--- What you will do ---
Lift out each line of the data that holds "JSON".

--

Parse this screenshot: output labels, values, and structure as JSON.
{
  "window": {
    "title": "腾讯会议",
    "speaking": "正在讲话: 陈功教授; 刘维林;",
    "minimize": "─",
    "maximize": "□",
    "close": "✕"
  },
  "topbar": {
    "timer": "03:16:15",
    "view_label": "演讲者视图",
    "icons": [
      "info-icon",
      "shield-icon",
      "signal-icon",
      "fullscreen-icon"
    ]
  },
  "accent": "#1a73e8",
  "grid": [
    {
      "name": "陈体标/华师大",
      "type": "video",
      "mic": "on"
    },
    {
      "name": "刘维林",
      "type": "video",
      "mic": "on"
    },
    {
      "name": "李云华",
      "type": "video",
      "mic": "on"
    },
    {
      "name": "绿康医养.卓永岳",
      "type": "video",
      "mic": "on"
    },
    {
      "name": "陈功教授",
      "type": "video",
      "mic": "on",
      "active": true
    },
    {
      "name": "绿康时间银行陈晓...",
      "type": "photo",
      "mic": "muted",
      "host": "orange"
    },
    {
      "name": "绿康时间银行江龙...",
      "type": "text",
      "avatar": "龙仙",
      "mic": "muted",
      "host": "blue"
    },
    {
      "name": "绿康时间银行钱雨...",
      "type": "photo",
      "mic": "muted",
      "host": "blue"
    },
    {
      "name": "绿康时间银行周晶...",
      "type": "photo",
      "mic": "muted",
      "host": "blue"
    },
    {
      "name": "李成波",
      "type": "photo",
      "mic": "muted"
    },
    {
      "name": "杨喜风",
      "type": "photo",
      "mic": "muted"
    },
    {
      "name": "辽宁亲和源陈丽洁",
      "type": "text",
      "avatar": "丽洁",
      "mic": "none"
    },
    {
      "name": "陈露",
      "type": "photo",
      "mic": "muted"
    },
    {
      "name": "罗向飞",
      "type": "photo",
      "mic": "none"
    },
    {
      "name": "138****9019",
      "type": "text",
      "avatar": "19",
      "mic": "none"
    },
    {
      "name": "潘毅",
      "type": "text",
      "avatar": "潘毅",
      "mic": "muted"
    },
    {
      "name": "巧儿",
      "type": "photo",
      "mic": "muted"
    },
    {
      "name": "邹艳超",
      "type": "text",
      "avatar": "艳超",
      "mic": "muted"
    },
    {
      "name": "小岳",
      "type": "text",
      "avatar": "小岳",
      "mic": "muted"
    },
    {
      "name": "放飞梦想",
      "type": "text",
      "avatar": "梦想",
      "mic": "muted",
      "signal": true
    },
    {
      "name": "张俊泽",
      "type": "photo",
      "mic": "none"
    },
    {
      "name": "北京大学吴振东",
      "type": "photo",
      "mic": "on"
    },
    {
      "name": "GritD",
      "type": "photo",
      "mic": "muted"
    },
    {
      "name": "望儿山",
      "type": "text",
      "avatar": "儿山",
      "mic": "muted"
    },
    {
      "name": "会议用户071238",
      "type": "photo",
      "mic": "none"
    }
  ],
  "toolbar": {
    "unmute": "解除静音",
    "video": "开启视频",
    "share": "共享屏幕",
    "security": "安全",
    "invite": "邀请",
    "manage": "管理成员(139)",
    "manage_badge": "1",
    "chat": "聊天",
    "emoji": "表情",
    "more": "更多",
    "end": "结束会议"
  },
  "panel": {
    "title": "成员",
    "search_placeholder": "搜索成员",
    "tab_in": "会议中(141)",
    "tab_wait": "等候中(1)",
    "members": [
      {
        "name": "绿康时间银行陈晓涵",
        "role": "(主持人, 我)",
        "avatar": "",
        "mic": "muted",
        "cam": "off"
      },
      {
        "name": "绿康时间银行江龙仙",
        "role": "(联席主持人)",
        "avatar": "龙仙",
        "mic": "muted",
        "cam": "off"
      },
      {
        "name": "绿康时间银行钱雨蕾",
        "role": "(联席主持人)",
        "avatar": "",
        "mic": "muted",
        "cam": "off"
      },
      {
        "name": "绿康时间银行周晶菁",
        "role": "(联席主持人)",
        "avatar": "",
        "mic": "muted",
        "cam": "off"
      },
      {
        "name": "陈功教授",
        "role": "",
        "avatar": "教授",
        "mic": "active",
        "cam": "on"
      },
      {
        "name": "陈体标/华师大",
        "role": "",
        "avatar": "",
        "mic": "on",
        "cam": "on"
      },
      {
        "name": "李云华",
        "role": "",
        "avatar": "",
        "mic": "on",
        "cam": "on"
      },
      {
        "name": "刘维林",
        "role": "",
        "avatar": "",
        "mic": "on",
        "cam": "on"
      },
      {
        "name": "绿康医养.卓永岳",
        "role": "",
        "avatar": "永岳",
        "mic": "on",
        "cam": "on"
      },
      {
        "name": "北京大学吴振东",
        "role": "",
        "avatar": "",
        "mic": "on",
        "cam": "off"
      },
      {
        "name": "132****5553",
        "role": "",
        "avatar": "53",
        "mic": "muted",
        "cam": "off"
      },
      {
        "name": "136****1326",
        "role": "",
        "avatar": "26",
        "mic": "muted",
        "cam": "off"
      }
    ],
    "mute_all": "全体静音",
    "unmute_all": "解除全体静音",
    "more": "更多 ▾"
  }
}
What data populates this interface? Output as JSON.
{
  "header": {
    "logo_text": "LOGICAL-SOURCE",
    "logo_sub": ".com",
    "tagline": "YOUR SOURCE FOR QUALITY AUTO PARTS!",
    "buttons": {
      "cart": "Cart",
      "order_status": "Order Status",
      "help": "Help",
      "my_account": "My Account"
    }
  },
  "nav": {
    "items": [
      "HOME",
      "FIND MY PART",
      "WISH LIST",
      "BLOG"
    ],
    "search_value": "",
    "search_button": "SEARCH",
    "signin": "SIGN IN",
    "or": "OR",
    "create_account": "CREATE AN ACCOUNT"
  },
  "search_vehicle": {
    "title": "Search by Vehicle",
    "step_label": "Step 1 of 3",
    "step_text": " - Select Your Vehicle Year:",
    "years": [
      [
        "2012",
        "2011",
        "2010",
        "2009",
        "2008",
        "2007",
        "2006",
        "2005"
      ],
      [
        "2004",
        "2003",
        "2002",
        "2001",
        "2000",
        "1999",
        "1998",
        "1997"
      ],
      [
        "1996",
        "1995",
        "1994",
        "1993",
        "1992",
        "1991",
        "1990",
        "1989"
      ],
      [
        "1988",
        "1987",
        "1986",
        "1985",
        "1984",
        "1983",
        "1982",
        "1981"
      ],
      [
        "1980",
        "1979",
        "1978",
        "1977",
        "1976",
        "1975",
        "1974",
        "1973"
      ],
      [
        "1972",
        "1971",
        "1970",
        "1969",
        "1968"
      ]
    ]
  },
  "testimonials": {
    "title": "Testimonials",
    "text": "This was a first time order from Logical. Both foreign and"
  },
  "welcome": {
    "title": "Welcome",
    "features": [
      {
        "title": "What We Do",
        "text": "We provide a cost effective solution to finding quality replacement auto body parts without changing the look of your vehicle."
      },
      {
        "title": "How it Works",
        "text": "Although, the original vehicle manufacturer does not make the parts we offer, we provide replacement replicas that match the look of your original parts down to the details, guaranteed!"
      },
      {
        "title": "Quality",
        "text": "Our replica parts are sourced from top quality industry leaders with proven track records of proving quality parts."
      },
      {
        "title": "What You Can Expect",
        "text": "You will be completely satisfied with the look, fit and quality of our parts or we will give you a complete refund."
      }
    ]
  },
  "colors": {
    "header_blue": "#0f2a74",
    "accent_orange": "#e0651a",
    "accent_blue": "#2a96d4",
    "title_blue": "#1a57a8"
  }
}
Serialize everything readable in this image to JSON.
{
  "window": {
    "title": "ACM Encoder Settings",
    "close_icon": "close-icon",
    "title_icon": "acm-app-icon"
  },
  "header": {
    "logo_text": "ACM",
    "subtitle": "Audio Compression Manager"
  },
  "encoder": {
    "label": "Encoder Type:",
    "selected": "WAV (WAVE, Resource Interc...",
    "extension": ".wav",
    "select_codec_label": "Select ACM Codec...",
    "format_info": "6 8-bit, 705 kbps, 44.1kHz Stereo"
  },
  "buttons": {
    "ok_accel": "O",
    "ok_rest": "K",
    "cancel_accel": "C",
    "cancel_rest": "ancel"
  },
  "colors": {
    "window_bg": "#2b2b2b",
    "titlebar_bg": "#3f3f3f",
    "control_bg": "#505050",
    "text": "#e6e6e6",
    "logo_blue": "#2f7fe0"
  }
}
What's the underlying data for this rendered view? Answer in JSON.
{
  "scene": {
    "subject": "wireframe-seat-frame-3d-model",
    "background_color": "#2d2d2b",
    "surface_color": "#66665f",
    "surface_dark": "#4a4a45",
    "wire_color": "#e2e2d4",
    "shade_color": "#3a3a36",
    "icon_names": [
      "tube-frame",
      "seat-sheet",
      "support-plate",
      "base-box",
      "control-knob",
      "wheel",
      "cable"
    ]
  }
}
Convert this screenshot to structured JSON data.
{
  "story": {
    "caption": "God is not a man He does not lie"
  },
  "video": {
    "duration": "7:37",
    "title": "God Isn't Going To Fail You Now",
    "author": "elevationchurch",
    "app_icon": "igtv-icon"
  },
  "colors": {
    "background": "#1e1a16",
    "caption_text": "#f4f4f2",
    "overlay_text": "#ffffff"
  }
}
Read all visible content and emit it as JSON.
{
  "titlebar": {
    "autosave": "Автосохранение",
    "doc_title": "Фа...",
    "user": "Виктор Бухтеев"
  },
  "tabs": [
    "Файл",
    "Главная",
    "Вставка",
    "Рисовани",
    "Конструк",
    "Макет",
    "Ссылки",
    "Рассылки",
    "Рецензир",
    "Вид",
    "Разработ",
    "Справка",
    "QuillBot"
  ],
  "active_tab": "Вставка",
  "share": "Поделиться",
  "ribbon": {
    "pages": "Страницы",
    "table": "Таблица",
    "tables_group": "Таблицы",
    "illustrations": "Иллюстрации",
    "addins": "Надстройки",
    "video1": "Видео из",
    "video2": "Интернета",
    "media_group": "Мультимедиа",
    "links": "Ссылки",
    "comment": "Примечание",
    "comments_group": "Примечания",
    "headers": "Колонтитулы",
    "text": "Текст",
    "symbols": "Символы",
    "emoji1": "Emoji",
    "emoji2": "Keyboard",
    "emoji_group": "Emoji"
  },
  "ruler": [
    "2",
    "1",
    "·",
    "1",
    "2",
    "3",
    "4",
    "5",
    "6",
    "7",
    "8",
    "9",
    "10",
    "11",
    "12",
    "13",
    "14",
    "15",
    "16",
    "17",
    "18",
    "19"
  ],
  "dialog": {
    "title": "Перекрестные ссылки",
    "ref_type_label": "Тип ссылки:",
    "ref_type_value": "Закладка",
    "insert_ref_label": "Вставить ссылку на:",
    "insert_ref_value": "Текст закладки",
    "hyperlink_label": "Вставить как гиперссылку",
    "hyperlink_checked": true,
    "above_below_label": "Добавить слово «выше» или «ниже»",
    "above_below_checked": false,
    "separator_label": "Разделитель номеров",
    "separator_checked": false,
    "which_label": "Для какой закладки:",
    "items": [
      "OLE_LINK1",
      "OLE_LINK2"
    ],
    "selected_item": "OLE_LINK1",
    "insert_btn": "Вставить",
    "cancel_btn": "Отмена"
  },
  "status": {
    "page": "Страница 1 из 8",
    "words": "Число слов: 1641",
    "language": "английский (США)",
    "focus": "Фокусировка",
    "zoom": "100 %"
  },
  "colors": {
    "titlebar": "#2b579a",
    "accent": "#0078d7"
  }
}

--

--- Your solution ---
Parse this screenshot: output labels, values, and structure as JSON.
What data populates this interface? Output as JSON.
Serialize everything readable in this image to JSON.
What's the underlying data for this rendered view? Answer in JSON.
Convert this screenshot to structured JSON data.
Read all visible content and emit it as JSON.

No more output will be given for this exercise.